Jamestown resident Dennis Nixon named director of R.I. Sea Grant
Dennis Nixon spends much of his life near the ocean. As a longtime Jamestown resident, Nixon is never more than minutes away from Narragansett Bay when he’s home. As associate dean of the University of Rhode Island’s Graduate School of Oceanography, he is just as close to the waves when he’s in his office.
Earlier this month Nixon was named director of the Rhode Island Sea Grant, one of 32 programs that make up the National Sea Grant College Program, which is administered by the National Oceanic and Atmospheric Administration.
“Our goals are really about having a healthy coastal ecosystem,” said Nixon. “We deal with things like sea-level rise, climate change along the shore, and sustainable seafood supply.”
Nixon has been teaching at the University of Rhode Island for 37 years. For the last four, he served as associate dean for research and administration.
In 1965, U.S. Sen. Claiborne Pell introduced legislation to establish sea-grant colleges on campuses across the country. President Lyndon Johnson signed the bill in 1966. Two years after work began, the first four grants were awarded.
In 1970, the sea-grant program became part of the NOAA, the federal agency in charge of the conditions of the oceans and atmosphere. The following year the first four universities achieved sea-grant status – URI was one of them. The others were Oregon State, Texas A&M and the University of Washington.
Nixon grew up in the greater Detroit area where he learned to sail on the Great Lakes. While he was at Xavier University, he majored in American history and was captain of the school’s sailing team. From there Nixon went to study law at the University of Cincinnati.
It was there when a near-mystical experience changed the course of his life.
“I was in my first year of law school and I hadn’t found the area of law that really grabbed me,” he said. “Then I was in the basement of the law library doing a research project and a shaft of light came through the window and it shone down on the Journal of Maritime Law and Commerce. The rest is history. That’s what I’ve been doing ever since.”
Nixon said most of his classmates following graduation went on to good paying jobs, but he wanted to learn more about his “client”: the ocean.
In 1975, he came to the University of Rhode Island to get a master’s degree in marine affairs. He thought he would be there for one year. During the first year he worked on the development of the state’s coastal management program, a predecessor to the Coastal Resources Management Council.
After getting his graduate degree, Nixon was heading to Washington to take a policy job. Just then two people at URI resigned. He was asked to fill in for a year. It was while he was teaching his first class that Nixon realized how much he loved it. After filling in for five years, a tenure-track line for a faculty position opened up. Nixon applied and got the job.

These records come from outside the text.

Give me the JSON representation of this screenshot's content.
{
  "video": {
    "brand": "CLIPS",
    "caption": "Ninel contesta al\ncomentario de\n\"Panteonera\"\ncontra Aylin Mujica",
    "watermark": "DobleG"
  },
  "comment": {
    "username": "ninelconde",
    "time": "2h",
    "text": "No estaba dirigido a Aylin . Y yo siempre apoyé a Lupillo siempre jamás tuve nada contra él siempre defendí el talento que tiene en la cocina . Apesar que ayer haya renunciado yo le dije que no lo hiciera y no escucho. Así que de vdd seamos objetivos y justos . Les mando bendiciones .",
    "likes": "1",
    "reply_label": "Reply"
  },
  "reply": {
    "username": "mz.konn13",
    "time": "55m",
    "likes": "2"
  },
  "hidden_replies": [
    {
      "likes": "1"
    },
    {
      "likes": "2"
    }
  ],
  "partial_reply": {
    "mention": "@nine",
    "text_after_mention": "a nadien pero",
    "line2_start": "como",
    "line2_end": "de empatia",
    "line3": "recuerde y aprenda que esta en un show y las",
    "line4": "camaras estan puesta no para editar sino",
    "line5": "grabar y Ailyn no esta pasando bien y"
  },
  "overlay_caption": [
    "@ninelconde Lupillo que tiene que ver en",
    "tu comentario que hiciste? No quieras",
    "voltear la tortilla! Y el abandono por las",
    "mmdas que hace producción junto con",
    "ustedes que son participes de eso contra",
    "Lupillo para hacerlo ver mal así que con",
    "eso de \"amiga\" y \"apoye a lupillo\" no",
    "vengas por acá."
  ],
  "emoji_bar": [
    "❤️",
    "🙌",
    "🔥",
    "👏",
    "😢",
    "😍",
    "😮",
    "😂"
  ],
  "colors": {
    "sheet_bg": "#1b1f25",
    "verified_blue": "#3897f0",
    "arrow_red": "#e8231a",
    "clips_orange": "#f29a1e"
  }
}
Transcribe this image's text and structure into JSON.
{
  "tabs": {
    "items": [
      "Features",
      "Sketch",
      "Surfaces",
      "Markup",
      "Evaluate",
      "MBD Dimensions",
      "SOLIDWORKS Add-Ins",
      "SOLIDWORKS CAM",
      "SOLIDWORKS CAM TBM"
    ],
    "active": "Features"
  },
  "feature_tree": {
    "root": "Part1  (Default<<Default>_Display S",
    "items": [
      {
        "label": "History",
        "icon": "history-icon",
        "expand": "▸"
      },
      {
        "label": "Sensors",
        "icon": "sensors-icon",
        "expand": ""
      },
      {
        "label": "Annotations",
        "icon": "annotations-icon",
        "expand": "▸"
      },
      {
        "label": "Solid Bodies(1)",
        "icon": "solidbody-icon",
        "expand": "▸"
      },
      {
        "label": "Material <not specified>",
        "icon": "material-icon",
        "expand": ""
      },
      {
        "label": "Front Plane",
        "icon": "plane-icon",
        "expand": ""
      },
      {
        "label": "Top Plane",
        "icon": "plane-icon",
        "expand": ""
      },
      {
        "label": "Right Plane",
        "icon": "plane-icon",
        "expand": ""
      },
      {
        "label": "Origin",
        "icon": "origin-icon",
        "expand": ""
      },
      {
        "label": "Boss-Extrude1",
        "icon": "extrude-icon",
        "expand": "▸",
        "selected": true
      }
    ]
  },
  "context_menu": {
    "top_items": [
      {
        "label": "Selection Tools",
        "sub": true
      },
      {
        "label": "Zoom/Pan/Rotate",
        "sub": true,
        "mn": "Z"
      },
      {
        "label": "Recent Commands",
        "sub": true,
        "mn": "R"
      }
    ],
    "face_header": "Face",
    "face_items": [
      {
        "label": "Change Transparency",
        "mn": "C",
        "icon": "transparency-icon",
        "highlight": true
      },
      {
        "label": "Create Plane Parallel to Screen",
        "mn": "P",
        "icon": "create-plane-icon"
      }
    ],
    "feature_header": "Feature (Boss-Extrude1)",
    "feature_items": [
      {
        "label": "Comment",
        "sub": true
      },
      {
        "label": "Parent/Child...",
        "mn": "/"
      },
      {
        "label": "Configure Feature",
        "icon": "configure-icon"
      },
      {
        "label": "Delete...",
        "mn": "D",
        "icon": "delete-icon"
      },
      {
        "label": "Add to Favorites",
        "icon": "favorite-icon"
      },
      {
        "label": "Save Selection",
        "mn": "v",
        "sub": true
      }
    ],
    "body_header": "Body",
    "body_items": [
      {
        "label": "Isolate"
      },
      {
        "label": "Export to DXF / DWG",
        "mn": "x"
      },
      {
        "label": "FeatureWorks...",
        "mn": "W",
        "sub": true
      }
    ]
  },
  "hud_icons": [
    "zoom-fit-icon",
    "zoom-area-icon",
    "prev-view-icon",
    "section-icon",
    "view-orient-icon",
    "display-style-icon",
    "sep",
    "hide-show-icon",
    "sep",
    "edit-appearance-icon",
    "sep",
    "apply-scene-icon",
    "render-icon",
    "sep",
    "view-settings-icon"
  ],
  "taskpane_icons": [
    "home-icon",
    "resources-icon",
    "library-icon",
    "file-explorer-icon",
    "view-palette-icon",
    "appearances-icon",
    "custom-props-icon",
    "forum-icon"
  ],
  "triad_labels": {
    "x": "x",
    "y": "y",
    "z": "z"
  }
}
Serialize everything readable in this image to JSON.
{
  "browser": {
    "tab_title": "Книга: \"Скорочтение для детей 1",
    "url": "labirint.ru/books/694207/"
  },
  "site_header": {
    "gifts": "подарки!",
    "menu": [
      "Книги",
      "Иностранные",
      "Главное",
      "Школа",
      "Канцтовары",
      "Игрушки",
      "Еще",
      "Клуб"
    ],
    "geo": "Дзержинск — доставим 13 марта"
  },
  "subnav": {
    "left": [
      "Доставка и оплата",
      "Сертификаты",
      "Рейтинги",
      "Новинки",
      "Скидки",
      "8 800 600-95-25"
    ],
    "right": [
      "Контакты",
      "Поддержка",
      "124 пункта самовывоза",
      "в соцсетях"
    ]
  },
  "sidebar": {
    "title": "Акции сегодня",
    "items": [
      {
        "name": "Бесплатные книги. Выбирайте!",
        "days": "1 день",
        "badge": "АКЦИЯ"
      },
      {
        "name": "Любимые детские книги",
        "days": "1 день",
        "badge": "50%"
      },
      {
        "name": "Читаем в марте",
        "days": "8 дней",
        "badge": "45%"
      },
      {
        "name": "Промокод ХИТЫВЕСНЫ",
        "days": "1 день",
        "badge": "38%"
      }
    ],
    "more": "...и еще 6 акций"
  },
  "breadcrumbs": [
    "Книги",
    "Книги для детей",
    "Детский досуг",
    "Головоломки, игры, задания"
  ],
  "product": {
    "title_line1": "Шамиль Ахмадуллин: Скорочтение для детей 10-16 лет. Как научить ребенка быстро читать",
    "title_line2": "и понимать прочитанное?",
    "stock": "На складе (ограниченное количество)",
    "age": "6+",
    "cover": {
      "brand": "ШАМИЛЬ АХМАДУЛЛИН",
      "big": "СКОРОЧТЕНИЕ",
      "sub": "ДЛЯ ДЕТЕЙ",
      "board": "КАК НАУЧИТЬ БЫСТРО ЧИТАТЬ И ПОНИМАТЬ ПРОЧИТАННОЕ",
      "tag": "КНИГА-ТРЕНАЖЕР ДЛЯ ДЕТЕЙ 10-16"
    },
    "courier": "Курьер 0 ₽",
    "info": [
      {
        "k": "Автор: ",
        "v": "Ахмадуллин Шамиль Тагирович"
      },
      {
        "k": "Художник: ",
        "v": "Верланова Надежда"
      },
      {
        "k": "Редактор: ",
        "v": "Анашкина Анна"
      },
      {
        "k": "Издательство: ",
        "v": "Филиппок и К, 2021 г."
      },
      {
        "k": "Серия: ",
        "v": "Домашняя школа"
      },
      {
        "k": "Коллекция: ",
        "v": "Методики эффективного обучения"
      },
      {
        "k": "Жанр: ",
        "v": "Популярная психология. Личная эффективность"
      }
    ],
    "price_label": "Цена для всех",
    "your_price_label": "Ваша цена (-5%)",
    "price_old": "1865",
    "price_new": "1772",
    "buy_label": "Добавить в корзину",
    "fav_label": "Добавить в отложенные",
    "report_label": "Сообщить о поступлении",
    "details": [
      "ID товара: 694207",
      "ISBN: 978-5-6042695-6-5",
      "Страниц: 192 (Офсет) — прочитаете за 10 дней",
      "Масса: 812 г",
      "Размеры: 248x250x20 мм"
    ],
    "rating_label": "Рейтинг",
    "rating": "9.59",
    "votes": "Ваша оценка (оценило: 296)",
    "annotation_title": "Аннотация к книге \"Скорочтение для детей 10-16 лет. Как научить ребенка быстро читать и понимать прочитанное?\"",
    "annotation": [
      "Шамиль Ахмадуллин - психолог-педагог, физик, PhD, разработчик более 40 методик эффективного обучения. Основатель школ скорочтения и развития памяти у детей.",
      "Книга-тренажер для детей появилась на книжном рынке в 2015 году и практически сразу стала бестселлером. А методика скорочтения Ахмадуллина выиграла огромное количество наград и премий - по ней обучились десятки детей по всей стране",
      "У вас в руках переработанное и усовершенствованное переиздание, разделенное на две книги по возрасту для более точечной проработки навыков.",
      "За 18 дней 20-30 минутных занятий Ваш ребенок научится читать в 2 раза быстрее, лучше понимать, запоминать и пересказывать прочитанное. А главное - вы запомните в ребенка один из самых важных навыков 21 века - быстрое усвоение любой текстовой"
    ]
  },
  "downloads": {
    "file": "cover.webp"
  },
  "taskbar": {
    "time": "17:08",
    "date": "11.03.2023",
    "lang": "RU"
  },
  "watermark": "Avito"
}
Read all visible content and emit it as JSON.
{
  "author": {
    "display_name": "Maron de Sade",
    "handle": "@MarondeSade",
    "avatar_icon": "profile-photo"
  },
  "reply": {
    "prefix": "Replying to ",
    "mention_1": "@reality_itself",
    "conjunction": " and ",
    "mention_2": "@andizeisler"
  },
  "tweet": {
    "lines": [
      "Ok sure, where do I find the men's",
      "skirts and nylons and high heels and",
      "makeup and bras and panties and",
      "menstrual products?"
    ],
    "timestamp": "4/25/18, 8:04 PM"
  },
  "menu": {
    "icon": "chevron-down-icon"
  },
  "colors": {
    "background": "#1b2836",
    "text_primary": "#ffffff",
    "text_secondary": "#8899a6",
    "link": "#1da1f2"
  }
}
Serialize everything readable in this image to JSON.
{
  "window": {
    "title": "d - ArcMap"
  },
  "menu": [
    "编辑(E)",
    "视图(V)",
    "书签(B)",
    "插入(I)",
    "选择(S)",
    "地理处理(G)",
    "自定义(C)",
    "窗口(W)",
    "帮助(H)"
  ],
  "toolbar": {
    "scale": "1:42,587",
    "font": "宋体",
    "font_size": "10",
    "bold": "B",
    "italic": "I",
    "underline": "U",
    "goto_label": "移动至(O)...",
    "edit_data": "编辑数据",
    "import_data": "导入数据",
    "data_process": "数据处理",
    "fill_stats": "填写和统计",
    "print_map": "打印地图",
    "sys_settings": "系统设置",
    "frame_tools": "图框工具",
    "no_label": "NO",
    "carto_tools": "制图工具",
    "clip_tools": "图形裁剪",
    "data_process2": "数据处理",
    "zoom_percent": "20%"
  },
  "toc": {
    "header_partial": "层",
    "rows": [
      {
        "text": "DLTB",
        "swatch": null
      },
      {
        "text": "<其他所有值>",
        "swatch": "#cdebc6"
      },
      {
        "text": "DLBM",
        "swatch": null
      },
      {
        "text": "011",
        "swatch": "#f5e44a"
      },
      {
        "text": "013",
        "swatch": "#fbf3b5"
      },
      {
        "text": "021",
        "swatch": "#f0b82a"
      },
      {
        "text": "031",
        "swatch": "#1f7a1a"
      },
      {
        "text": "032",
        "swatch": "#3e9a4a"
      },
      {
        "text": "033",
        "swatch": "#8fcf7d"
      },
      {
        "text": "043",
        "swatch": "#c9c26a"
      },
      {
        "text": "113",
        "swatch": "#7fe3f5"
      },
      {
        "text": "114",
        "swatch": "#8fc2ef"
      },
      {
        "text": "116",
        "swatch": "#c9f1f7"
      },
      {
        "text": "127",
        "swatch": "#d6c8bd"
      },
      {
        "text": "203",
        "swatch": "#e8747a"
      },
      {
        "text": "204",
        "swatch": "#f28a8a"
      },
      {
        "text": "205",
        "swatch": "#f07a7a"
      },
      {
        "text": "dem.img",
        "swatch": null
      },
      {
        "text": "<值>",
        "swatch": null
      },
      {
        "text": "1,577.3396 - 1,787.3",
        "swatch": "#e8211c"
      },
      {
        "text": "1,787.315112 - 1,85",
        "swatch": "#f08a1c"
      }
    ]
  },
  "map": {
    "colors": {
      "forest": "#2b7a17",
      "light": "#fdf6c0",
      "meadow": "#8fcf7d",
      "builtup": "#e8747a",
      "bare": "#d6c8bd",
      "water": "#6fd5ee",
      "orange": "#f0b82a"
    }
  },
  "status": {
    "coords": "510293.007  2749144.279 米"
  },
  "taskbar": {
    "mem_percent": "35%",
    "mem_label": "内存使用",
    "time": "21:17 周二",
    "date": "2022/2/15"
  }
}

Since then Nixon has moved through the ranks at the university, teaching coastal and marine law to both graduate and undergraduate students. He was a finalist to direct the R.I. Sea Grant 13 years ago, but didn’t get the job. He served as an associate dean for the life sciences college for eight years, and at the same time continued to teach.
Nixon has written over 50 articles as well as a casebook, “Marine and Coastal Law,” which was first published in 1994. He co-founded the joint-degree program in marine affairs and law at Roger Williams University. Nixon is also the legal advisor and risk manager for the University National Oceanographic Laboratory System, providing advice to the entire U.S. academic research fleet for the past 26 years.
“We coordinate all of the 25 ships that are owned by the government, but are managed by universities on behalf of the National Science Foundation,” he said. “I am available 24/7 if one of the ships has a legal problem. I place the insurance on all the ships and try to make sure that the legal system doesn’t get in the way of doing good science.”
When the R.I. Sea Grant position became open, an internal search for a new director began. Nixon applied for a second time, this instance with a happier ending.
He began work in his new office last week. Nixon said when he applied for the new job he made it clear he wanted to continue teaching. He will now teach one class per semester in addition to his new role as director.
According to Nixon, the R.I. Sea Grant has an annual budget of $3 million that is used to fund research in Rhode Island. This year the focus will be on a shellfish management plan being developed in concert with CRMC and the Department of Environmental Management.
According to Bruce Corliss, dean of the Graduate School of Oceanography, Nixon was the perfect choice and he looks forward to working with him.
“[He] has an intimate knowledge of Rhode Island’s coast and surrounding waters, and is uniquely qualified to bring together the academic and public communities to help solve emerging coastal problems in Rhode Island,” said Corliss.
Even U.S. Sen. Sheldon Whitehouse was happy to hear about Nixon’s appointment. “The program will benefit greatly from his leadership and expertise,” he said. “I can’t think of a better person to continue Rhode Island Sea Grant’s excellent work to address the many issues facing our coasts today.”
Nixon succeeded Barry Costa- Pierce, who headed the program for the past 12 years.